As the actors go through the scenes of what is described as the first play of an 800 play cycle, they speak the titles of the scenes to the audience, change the set themselves, step in and out of their characters, sing, dance, and make ironic jokes about the fate of their characters. Lee Sunday Evans and Jordan Seavey have directed the piece well, making sure that all of elements flow together, like Michael Wells' music and Evans' choreography.

As the audience laughs through the play, one particular moment stands out to me as perhaps the most subversive and satirical. Killebrew's KitKat is an interesting character that is a mix of a marionette and someone who is mentally disabled. She has lost the power of speech and she garbles her words to the laughter of the audience. Killebrew's performance is excellent, and even though I was worried about the function of setting up a character with a disability as a joke, there is one moment in performance where this is blatantly turned on its head.

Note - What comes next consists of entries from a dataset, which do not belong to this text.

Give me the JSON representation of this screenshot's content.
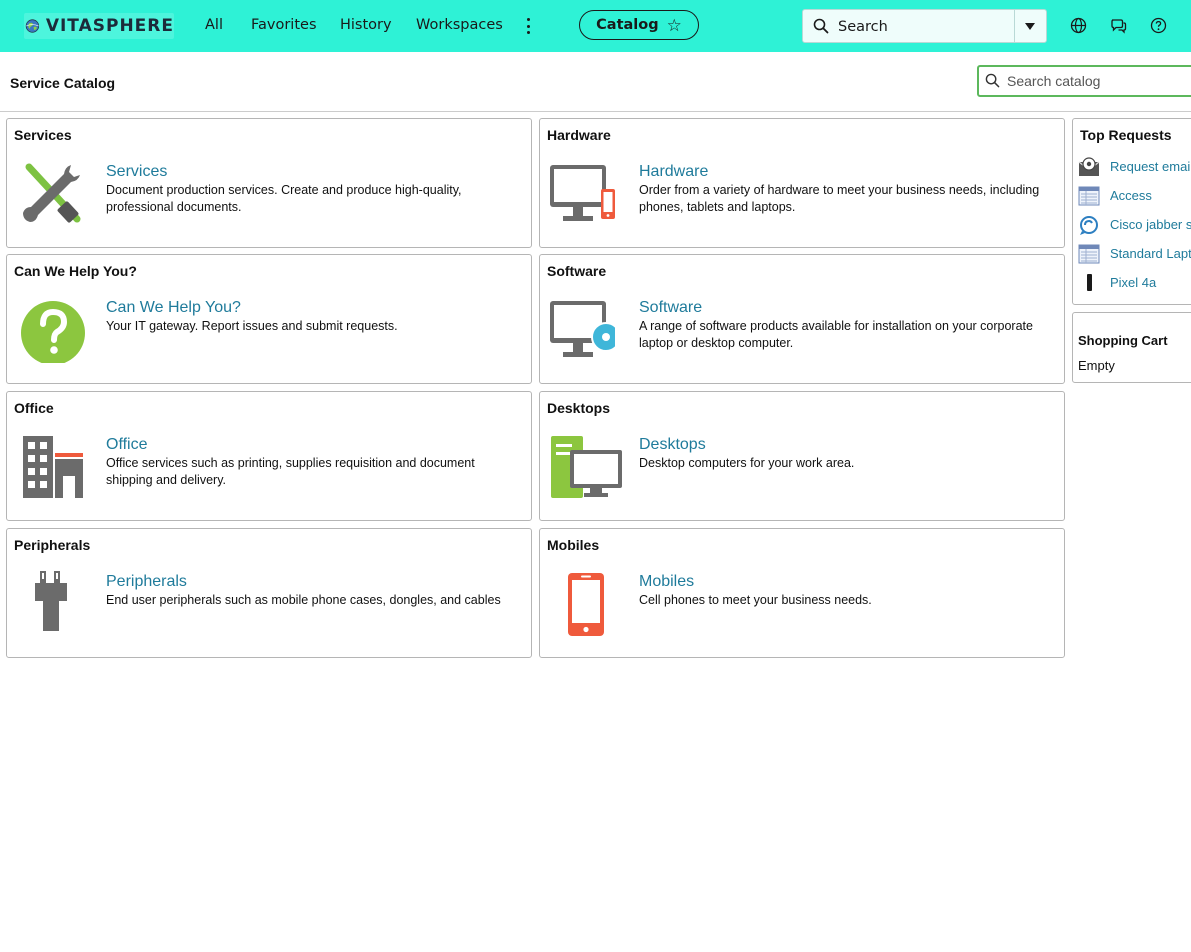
{
  "nav": {
    "logo_text": "VITASPHERE",
    "links": [
      "All",
      "Favorites",
      "History",
      "Workspaces"
    ],
    "catalog_label": "Catalog",
    "search_label": "Search"
  },
  "header": {
    "title": "Service Catalog",
    "search_placeholder": "Search catalog"
  },
  "cards": [
    {
      "title": "Services",
      "link": "Services",
      "desc": "Document production services. Create and produce high-quality, professional documents.",
      "icon": "wrench-screwdriver-icon"
    },
    {
      "title": "Hardware",
      "link": "Hardware",
      "desc": "Order from a variety of hardware to meet your business needs, including phones, tablets and laptops.",
      "icon": "monitor-phone-icon"
    },
    {
      "title": "Can We Help You?",
      "link": "Can We Help You?",
      "desc": "Your IT gateway. Report issues and submit requests.",
      "icon": "question-icon"
    },
    {
      "title": "Software",
      "link": "Software",
      "desc": "A range of software products available for installation on your corporate laptop or desktop computer.",
      "icon": "monitor-disc-icon"
    },
    {
      "title": "Office",
      "link": "Office",
      "desc": "Office services such as printing, supplies requisition and document shipping and delivery.",
      "icon": "office-building-icon"
    },
    {
      "title": "Desktops",
      "link": "Desktops",
      "desc": "Desktop computers for your work area.",
      "icon": "desktop-tower-icon"
    },
    {
      "title": "Peripherals",
      "link": "Peripherals",
      "desc": "End user peripherals such as mobile phone cases, dongles, and cables",
      "icon": "plug-icon"
    },
    {
      "title": "Mobiles",
      "link": "Mobiles",
      "desc": "Cell phones to meet your business needs.",
      "icon": "mobile-phone-icon"
    }
  ],
  "top_requests": {
    "title": "Top Requests",
    "items": [
      {
        "label": "Request emai",
        "icon": "email-request-icon"
      },
      {
        "label": "Access",
        "icon": "form-icon"
      },
      {
        "label": "Cisco jabber s",
        "icon": "jabber-icon"
      },
      {
        "label": "Standard Lapt",
        "icon": "form-icon"
      },
      {
        "label": "Pixel 4a",
        "icon": "phone-icon"
      }
    ]
  },
  "cart": {
    "title": "Shopping Cart",
    "status": "Empty"
  },
  "colors": {
    "nav_bg": "#2ef2d6",
    "link": "#1f7b9b",
    "search_focus": "#5cb85c"
  }
}
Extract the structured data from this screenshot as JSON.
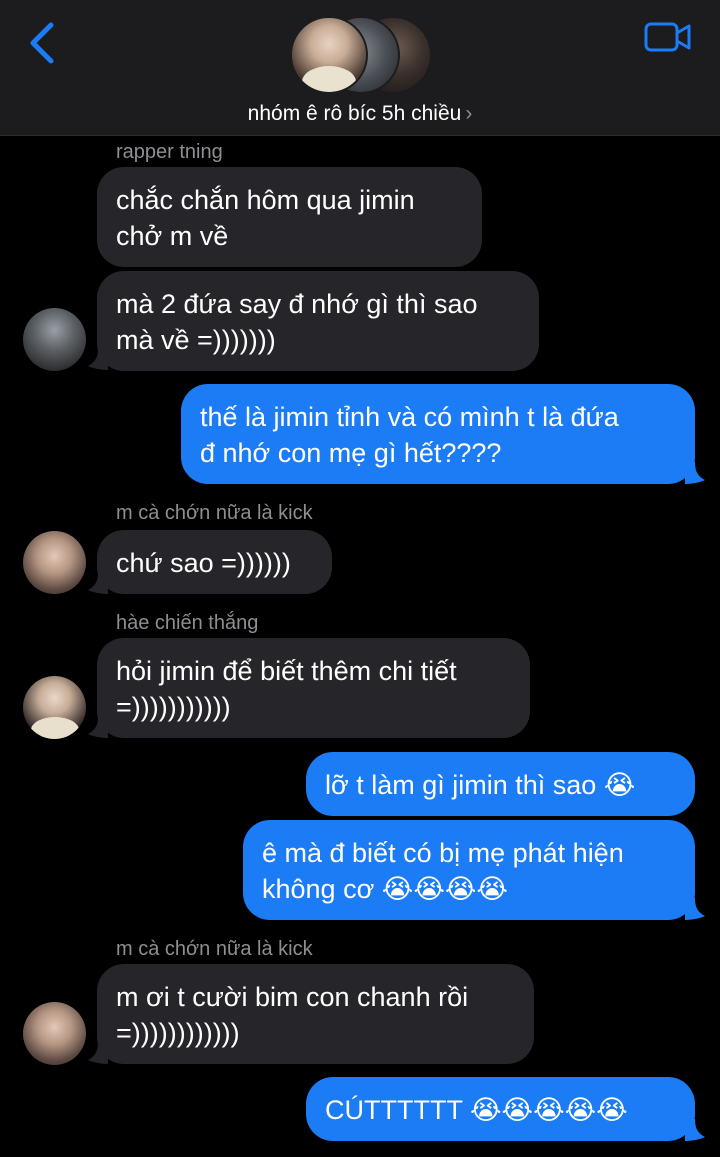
{
  "header": {
    "group_name": "nhóm ê rô bíc 5h chiều",
    "chevron": "›",
    "back_icon": "chevron-left-icon",
    "video_icon": "video-camera-icon",
    "accent_color": "#1b7cf5"
  },
  "messages": [
    {
      "sender": "rapper tning",
      "text": "chắc chắn hôm qua jimin\nchở m về"
    },
    {
      "text": "mà 2 đứa say đ nhớ gì thì sao\nmà về =)))))))"
    },
    {
      "text": "thế là jimin tỉnh và có mình t là đứa\nđ nhớ con mẹ gì hết????"
    },
    {
      "sender": "m cà chớn nữa là kick",
      "text": "chứ sao =))))))"
    },
    {
      "sender": "hàe chiến thắng",
      "text": "hỏi jimin để biết thêm chi tiết\n=)))))))))))"
    },
    {
      "text": "lỡ t làm gì jimin thì sao 😭"
    },
    {
      "text": "ê mà đ biết có bị mẹ phát hiện\nkhông cơ 😭😭😭😭"
    },
    {
      "sender": "m cà chớn nữa là kick",
      "text": "m ơi t cười bim con chanh rồi\n=))))))))))))"
    },
    {
      "text": "CÚTTTTTT 😭😭😭😭😭"
    }
  ],
  "colors": {
    "incoming_bubble": "#26252a",
    "outgoing_bubble": "#1b7cf5",
    "sender_label": "#8e8e93",
    "background": "#000000"
  }
}
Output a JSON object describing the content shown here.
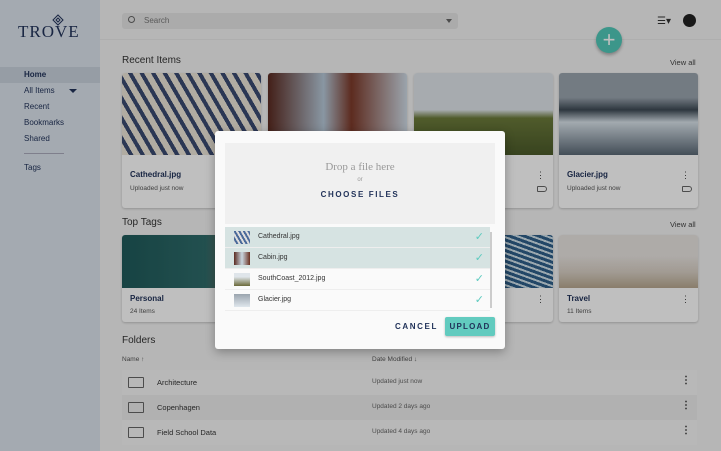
{
  "app": {
    "logo": "TROVE"
  },
  "sidebar": {
    "items": [
      {
        "label": "Home",
        "active": true
      },
      {
        "label": "All Items"
      },
      {
        "label": "Recent"
      },
      {
        "label": "Bookmarks"
      },
      {
        "label": "Shared"
      },
      {
        "label": "Tags"
      }
    ]
  },
  "topbar": {
    "search_placeholder": "Search",
    "icons": [
      "search-icon",
      "list-view-icon",
      "account-icon",
      "add-icon"
    ]
  },
  "recent": {
    "title": "Recent Items",
    "view_all": "View all",
    "items": [
      {
        "title": "Cathedral.jpg",
        "subtitle": "Uploaded just now"
      },
      {
        "title": "",
        "subtitle": ""
      },
      {
        "title": "",
        "subtitle": ""
      },
      {
        "title": "Glacier.jpg",
        "subtitle": "Uploaded just now"
      }
    ]
  },
  "tags": {
    "title": "Top Tags",
    "view_all": "View all",
    "items": [
      {
        "title": "Personal",
        "subtitle": "24 Items"
      },
      {
        "title": "",
        "subtitle": ""
      },
      {
        "title": "",
        "subtitle": ""
      },
      {
        "title": "Travel",
        "subtitle": "11 Items"
      }
    ]
  },
  "folders": {
    "title": "Folders",
    "col_name": "Name ↑",
    "col_date": "Date Modified ↓",
    "rows": [
      {
        "name": "Architecture",
        "date": "Updated just now"
      },
      {
        "name": "Copenhagen",
        "date": "Updated 2 days ago"
      },
      {
        "name": "Field School Data",
        "date": "Updated 4 days ago"
      }
    ]
  },
  "modal": {
    "drop_text": "Drop a file here",
    "or": "or",
    "choose": "CHOOSE FILES",
    "files": [
      {
        "name": "Cathedral.jpg",
        "selected": true
      },
      {
        "name": "Cabin.jpg",
        "selected": true
      },
      {
        "name": "SouthCoast_2012.jpg",
        "selected": false
      },
      {
        "name": "Glacier.jpg",
        "selected": false
      }
    ],
    "check": "✓",
    "cancel": "CANCEL",
    "upload": "UPLOAD"
  },
  "colors": {
    "accent": "#62cbbf",
    "navy": "#22335a"
  }
}
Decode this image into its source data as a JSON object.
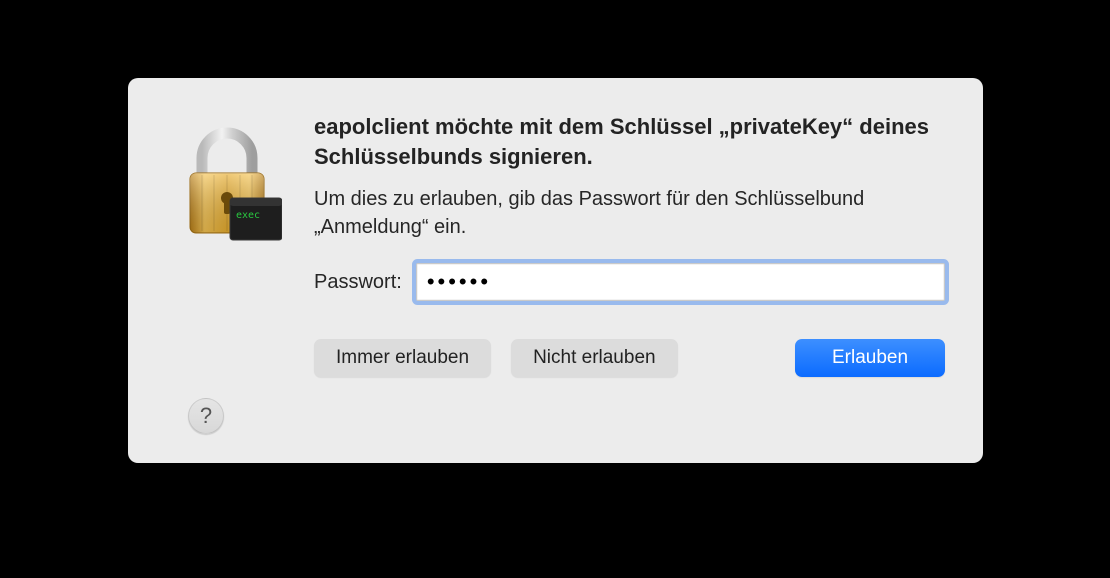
{
  "dialog": {
    "title": "eapolclient möchte mit dem Schlüssel „privateKey“ deines Schlüsselbunds signieren.",
    "subtitle": "Um dies zu erlauben, gib das Passwort für den Schlüsselbund „Anmeldung“ ein.",
    "password_label": "Passwort:",
    "password_value": "••••••",
    "buttons": {
      "always_allow": "Immer erlauben",
      "deny": "Nicht erlauben",
      "allow": "Erlauben"
    },
    "help_label": "?",
    "exec_badge": "exec"
  }
}
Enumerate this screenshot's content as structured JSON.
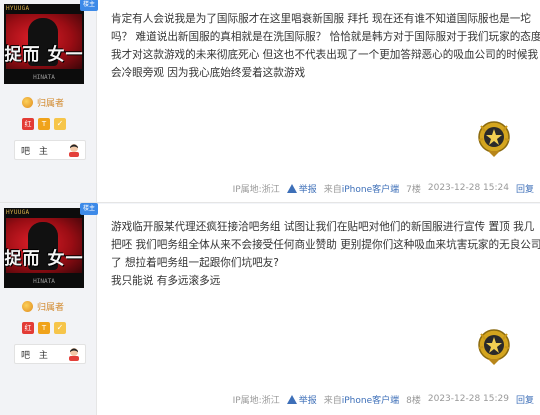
{
  "posts": [
    {
      "user": {
        "avatar_top_text": "HYUUGA",
        "avatar_kanji": "捉而 女一",
        "avatar_bottom_text": "HINATA",
        "louzhu_label": "楼主",
        "belong_label": "归属者",
        "bar_name": "吧 主",
        "badges": [
          "红",
          "T",
          "✓"
        ]
      },
      "content_lines": [
        "肯定有人会说我是为了国际服才在这里唱衰新国服 拜托 现在还有谁不知道国际服也是一坨",
        "吗？ 难道说出新国服的真相就是在洗国际服？ 恰恰就是韩方对于国际服对于我们玩家的态度",
        "我才对这款游戏的未来彻底死心 但这也不代表出现了一个更加答辩恶心的吸血公司的时候我",
        "会冷眼旁观 因为我心底始终爱着这款游戏"
      ],
      "footer": {
        "ip": "IP属地:浙江",
        "report": "举报",
        "source_prefix": "来自",
        "source": "iPhone客户端",
        "floor": "7楼",
        "time": "2023-12-28 15:24",
        "reply": "回复"
      }
    },
    {
      "user": {
        "avatar_top_text": "HYUUGA",
        "avatar_kanji": "捉而 女一",
        "avatar_bottom_text": "HINATA",
        "louzhu_label": "楼主",
        "belong_label": "归属者",
        "bar_name": "吧 主",
        "badges": [
          "红",
          "T",
          "✓"
        ]
      },
      "content_lines": [
        "游戏临开服某代理还疯狂接洽吧务组 试图让我们在贴吧对他们的新国服进行宣传 置顶 我几",
        "把呸 我们吧务组全体从来不会接受任何商业赞助 更别提你们这种吸血来坑害玩家的无良公司",
        "了 想拉着吧务组一起跟你们坑吧友?",
        "我只能说 有多远滚多远"
      ],
      "footer": {
        "ip": "IP属地:浙江",
        "report": "举报",
        "source_prefix": "来自",
        "source": "iPhone客户端",
        "floor": "8楼",
        "time": "2023-12-28 15:29",
        "reply": "回复"
      }
    }
  ]
}
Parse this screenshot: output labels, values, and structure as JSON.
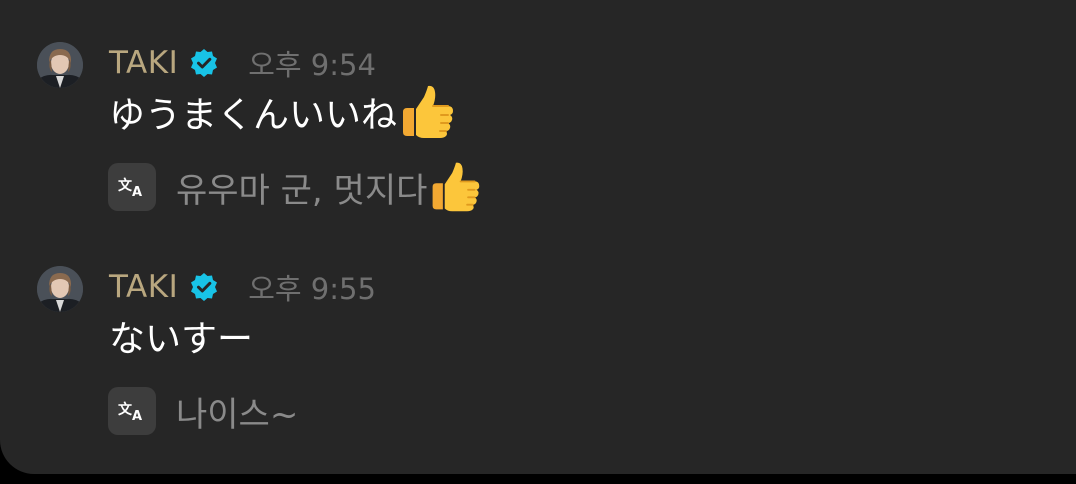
{
  "colors": {
    "background": "#262626",
    "username": "#b9a77f",
    "verified_badge": "#18c3e6",
    "timestamp": "#6f6f6f",
    "message_text": "#ffffff",
    "translation_text": "#8a8a8a"
  },
  "messages": [
    {
      "username": "TAKI",
      "verified": true,
      "time": "오후 9:54",
      "text": "ゆうまくんいいね",
      "text_emoji": "thumbs-up",
      "translation_icon": "translate-icon",
      "translation": "유우마 군, 멋지다",
      "translation_emoji": "thumbs-up"
    },
    {
      "username": "TAKI",
      "verified": true,
      "time": "오후 9:55",
      "text": "ないすー",
      "translation_icon": "translate-icon",
      "translation": "나이스~"
    }
  ]
}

KitKat is the embodiment of all that is good in the world, and in pure Brechtian fashion, this character is burdened with a body that has been destroyed by "the Empire" (she has lost her ability to speak after an attack). At one point in the show, KitKat experiences a loss that she plays in an entirely realistic fashion. She weeps, she mourns, she attempts to communicate, and we feel for her. She then goes on to sing a song in her language that another actor "translates" for the audience.

Though there are some instances of laughter here, Brecht's alienation effect has been paradoxically achieved and broken. We are alienated because we are no longer alienated; that which we held at a remove is suddenly affecting us. This is an entirely different kind of satire, and it is a very interesting moment in the theater.

All in all, there is one section of the population that will enjoy this production more than others. If the idea of watching a bunch of talented folks poke fun at Brecht appeals to you, then The Deepest Play Ever: The Catharsis of Pathos at The New Ohio Theatre is for you. If pride, Brecht, and zombies aren't your idea of a fun night, then you should sit this one out, but I'm happy that I got to see this entertaining show.